## YOUR GOAL
Give the tally of lines in the listing that include "JSON". No other words belong in the answer.

## EXTRACTED DATA
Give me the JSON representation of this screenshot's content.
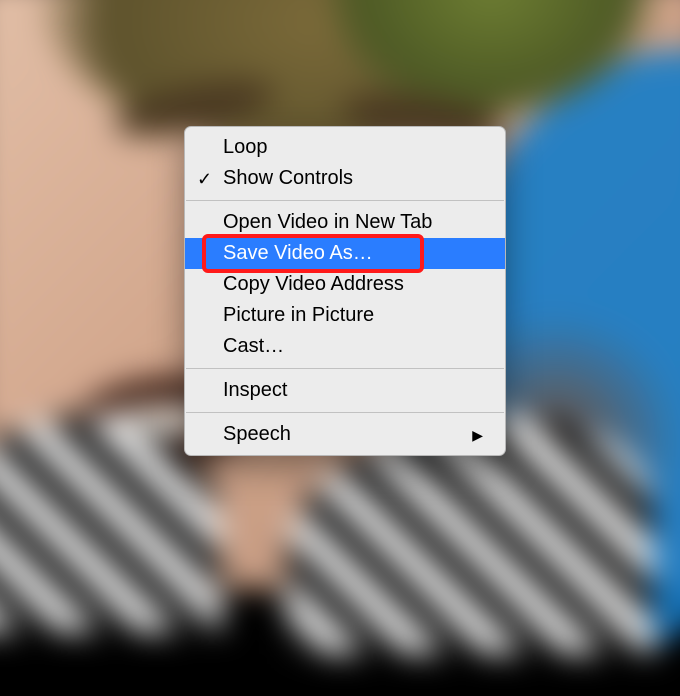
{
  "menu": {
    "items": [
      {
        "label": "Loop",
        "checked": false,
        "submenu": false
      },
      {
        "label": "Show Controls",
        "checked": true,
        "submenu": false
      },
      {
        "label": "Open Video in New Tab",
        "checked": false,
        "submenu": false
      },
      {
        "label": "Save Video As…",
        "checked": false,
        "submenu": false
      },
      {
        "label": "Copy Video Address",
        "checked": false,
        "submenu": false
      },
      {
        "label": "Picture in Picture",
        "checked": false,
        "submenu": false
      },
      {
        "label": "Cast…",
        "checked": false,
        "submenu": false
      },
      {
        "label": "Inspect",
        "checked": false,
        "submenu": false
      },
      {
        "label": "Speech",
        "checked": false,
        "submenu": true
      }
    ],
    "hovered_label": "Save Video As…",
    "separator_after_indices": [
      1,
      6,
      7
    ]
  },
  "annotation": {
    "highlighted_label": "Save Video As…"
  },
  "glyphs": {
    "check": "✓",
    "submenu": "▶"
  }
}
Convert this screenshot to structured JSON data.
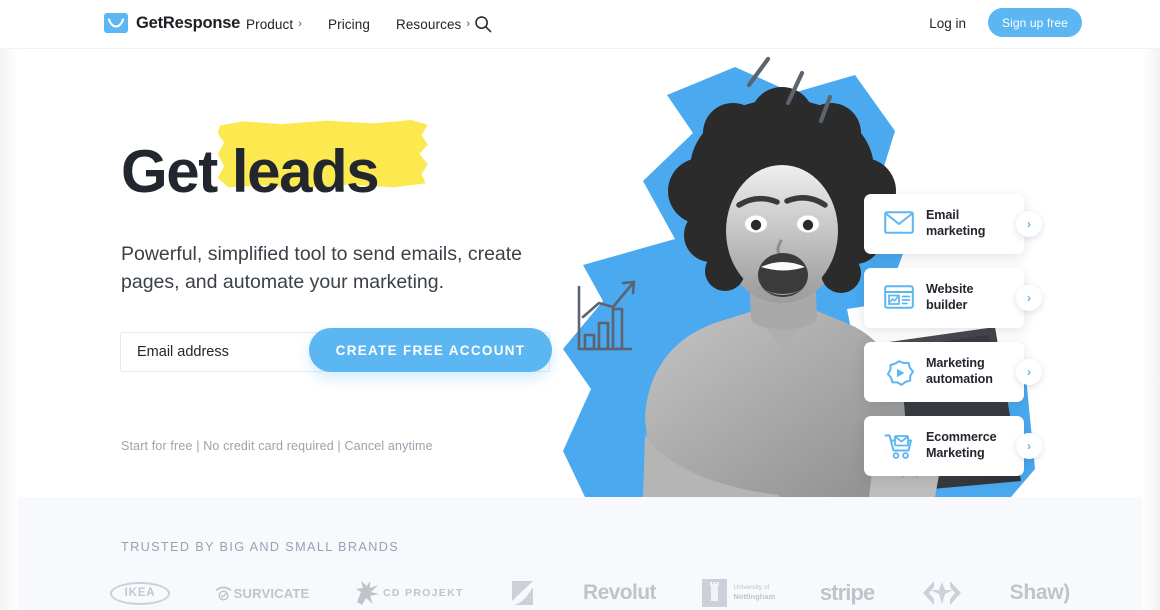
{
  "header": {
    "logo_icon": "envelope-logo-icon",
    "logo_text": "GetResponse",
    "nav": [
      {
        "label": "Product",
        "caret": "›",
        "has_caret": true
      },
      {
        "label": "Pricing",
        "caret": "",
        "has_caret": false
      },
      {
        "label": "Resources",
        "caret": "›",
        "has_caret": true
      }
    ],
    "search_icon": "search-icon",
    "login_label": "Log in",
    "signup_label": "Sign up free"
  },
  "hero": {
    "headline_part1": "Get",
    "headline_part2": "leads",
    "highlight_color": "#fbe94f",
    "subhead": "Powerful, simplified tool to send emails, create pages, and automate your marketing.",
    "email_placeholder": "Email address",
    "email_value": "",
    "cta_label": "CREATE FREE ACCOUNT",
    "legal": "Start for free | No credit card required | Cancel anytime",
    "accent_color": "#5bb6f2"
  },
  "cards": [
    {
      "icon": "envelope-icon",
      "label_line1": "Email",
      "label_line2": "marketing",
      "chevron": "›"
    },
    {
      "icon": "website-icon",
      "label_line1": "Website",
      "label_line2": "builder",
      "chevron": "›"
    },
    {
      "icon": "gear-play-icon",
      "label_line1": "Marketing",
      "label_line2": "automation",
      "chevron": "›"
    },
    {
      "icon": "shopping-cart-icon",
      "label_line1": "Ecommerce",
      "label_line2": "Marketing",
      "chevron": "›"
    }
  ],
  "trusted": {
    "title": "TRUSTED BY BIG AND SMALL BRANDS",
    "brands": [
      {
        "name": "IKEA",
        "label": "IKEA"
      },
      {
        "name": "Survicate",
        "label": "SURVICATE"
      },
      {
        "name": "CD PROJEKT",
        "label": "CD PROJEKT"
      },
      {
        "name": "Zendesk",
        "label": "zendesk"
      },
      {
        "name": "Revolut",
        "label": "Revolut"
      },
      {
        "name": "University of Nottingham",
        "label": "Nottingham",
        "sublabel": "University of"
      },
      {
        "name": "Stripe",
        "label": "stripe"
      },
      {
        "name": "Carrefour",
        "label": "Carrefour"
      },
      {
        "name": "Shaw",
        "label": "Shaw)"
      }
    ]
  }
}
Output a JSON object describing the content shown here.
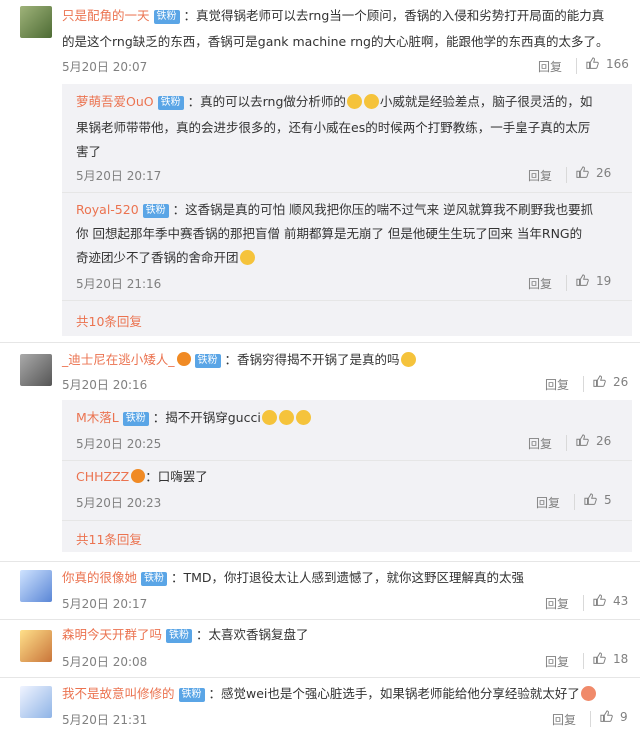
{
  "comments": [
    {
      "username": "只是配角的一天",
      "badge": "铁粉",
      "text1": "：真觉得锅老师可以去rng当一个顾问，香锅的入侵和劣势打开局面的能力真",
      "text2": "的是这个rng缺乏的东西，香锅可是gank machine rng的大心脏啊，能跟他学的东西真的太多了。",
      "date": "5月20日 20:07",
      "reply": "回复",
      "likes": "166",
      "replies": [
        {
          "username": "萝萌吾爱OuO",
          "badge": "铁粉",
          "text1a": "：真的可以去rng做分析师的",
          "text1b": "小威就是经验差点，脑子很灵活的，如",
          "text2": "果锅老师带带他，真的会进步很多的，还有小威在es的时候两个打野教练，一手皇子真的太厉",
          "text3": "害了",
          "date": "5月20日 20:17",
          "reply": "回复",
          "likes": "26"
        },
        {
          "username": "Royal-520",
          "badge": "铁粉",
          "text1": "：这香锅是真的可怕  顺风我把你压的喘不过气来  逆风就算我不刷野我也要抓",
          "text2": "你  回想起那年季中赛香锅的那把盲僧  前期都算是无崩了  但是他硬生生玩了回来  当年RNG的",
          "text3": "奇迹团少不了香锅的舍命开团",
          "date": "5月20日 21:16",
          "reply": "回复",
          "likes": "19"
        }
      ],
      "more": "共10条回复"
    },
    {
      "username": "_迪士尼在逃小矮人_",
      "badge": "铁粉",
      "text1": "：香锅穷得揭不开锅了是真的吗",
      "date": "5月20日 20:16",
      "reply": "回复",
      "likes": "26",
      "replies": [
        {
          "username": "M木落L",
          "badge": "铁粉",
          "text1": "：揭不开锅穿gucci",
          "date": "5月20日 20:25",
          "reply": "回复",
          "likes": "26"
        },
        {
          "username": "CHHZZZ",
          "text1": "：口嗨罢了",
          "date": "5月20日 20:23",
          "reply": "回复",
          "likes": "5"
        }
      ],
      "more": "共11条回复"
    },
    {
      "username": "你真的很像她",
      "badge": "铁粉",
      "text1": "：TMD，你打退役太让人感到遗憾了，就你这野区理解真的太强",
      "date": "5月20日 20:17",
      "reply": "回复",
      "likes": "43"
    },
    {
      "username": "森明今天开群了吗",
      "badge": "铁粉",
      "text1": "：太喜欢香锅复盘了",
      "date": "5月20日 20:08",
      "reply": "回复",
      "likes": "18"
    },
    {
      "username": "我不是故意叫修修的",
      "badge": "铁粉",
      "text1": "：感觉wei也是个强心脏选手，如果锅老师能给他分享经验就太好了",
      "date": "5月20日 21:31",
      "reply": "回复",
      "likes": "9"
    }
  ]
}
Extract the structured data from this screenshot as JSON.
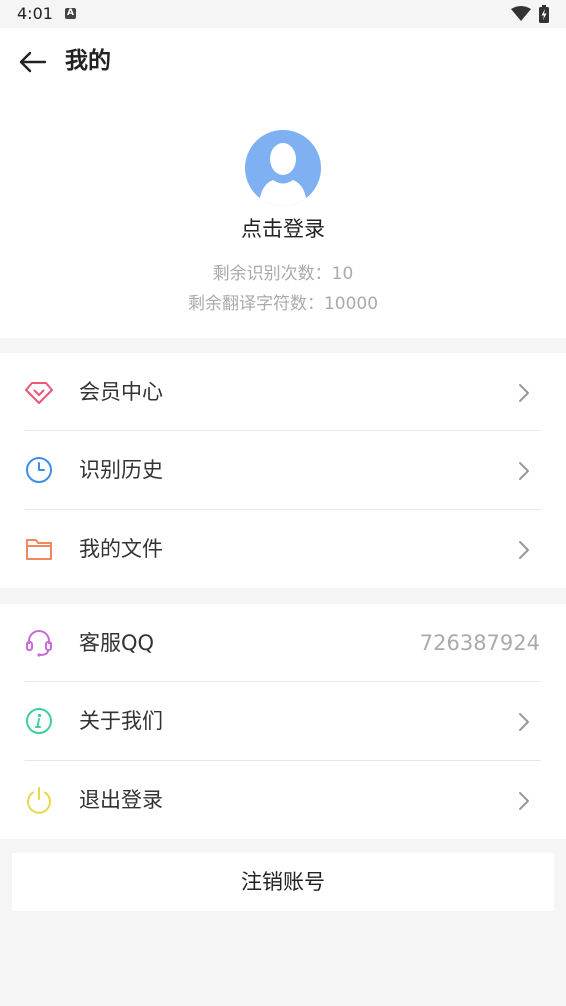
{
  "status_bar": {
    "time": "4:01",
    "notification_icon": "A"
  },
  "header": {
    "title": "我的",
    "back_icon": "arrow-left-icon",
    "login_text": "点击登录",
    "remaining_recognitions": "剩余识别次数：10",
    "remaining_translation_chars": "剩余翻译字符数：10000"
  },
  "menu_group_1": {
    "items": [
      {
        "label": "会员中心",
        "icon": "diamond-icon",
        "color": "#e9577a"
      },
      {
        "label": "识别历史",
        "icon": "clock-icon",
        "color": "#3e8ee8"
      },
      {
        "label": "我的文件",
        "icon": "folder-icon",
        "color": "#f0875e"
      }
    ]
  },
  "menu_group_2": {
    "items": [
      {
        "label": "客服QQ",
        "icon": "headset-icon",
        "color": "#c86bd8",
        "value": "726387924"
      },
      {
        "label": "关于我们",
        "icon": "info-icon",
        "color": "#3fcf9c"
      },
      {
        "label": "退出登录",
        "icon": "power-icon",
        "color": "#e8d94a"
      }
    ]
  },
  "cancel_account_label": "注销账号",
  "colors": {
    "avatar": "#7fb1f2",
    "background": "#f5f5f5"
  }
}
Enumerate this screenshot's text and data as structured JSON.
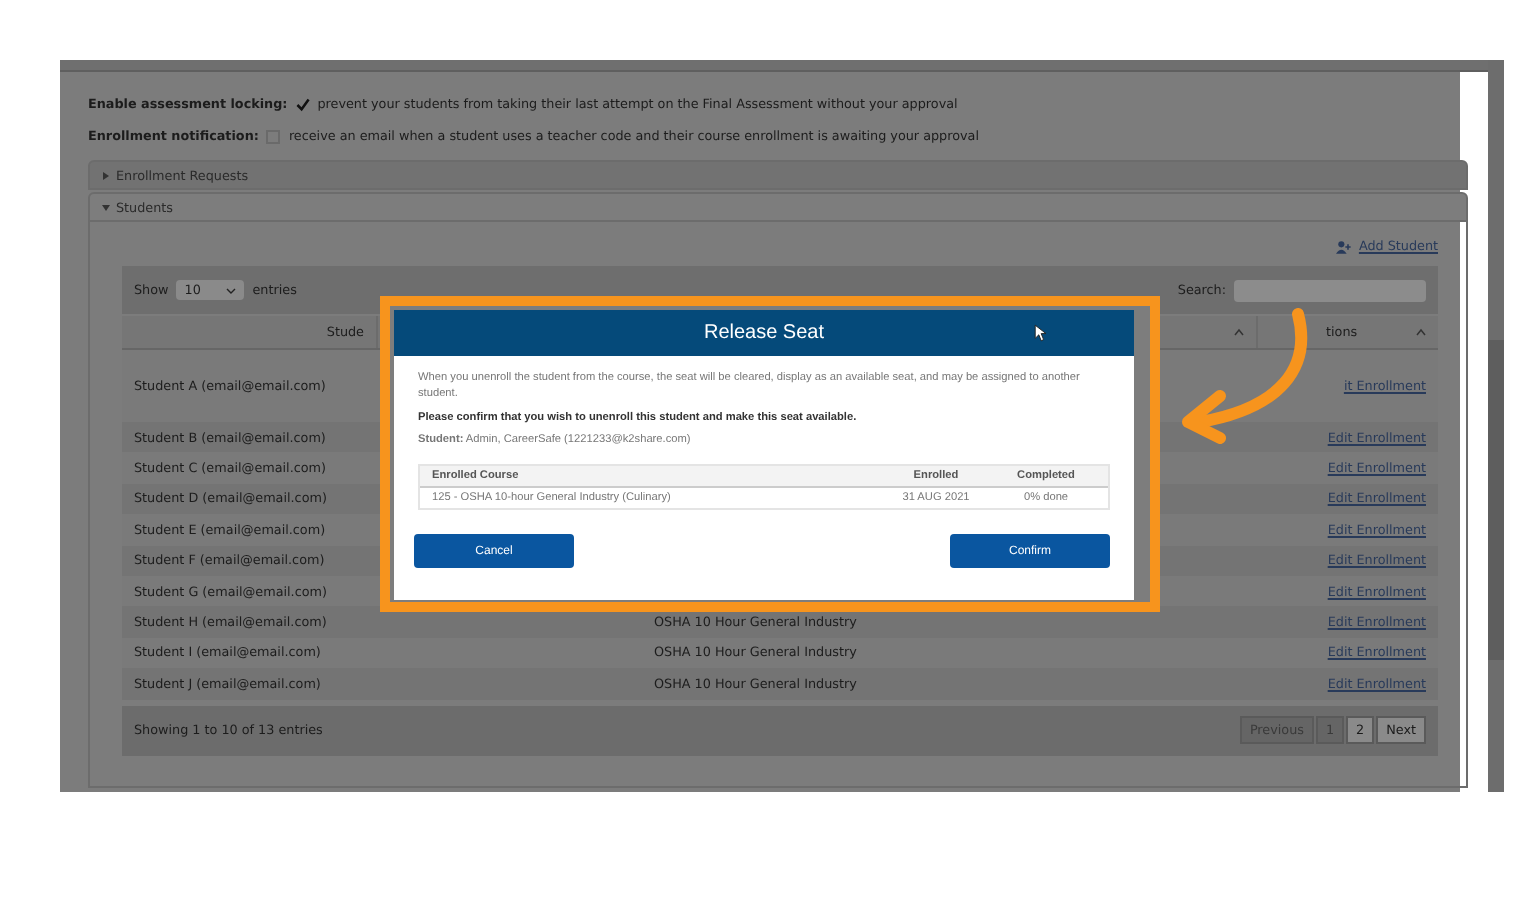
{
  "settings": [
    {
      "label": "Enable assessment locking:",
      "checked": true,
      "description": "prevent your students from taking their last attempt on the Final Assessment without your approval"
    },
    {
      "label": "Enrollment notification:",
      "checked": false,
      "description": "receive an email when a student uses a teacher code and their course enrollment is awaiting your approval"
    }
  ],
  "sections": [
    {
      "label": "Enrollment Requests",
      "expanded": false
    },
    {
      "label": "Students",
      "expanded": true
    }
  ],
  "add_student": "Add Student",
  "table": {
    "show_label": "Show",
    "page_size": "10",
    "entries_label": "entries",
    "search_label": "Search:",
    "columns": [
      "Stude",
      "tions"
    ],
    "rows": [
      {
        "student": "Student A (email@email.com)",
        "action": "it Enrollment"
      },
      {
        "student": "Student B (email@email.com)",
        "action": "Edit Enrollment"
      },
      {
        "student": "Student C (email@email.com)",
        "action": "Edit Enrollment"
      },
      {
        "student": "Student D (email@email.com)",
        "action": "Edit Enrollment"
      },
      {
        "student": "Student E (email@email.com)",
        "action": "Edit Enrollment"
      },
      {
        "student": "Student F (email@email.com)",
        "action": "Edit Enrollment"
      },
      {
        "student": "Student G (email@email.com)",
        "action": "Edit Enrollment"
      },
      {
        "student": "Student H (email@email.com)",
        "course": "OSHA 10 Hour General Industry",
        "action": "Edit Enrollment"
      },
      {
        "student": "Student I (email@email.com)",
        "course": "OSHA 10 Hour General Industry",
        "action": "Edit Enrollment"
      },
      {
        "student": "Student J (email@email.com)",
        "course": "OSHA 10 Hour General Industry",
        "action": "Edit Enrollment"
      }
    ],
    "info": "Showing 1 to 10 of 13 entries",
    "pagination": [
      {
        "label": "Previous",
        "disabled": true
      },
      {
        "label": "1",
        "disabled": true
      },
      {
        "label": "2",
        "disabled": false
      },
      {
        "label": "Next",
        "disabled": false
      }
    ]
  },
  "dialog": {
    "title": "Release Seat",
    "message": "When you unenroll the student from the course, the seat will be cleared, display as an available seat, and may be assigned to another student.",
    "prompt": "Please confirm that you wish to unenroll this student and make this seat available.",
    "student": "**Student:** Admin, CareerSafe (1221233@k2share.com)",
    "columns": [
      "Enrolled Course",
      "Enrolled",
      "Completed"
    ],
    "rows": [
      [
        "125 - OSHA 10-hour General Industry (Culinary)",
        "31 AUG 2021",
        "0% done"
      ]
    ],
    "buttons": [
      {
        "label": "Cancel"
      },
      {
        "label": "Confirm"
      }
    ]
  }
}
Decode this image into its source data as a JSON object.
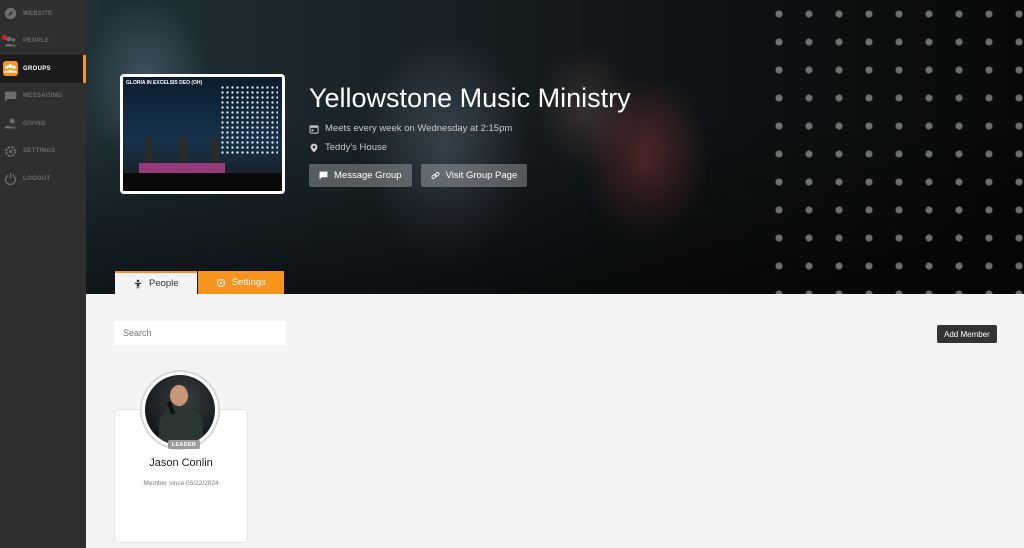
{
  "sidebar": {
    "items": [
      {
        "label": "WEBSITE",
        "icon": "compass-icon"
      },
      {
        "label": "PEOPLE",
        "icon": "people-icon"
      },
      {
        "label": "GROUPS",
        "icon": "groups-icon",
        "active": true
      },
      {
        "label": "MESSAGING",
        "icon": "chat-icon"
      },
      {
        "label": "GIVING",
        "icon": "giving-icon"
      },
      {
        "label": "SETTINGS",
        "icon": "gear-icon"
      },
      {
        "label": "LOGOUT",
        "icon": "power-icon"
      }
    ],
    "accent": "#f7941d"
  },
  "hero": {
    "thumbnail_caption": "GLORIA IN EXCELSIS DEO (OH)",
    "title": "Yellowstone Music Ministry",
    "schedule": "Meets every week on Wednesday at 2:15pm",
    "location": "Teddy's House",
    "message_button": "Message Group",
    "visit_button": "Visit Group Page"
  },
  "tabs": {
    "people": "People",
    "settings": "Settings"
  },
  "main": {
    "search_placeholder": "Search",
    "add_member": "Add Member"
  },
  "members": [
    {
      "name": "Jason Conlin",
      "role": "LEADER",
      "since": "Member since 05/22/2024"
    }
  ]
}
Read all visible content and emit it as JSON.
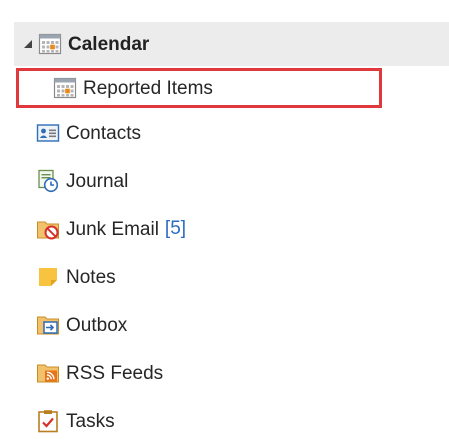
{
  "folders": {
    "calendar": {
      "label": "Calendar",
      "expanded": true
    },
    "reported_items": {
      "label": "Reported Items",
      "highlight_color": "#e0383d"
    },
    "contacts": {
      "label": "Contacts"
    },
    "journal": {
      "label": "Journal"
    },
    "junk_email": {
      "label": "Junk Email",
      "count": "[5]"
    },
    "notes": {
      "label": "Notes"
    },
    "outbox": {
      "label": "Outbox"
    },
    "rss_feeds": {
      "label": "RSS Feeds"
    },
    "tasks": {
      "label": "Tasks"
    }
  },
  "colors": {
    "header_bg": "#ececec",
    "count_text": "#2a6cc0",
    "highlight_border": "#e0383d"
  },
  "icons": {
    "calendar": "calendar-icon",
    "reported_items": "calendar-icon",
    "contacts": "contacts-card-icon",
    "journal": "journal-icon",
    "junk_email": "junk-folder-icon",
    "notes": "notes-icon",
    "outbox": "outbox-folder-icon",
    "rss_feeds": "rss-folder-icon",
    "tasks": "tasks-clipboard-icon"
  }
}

## EXERCISE OUTPUT
7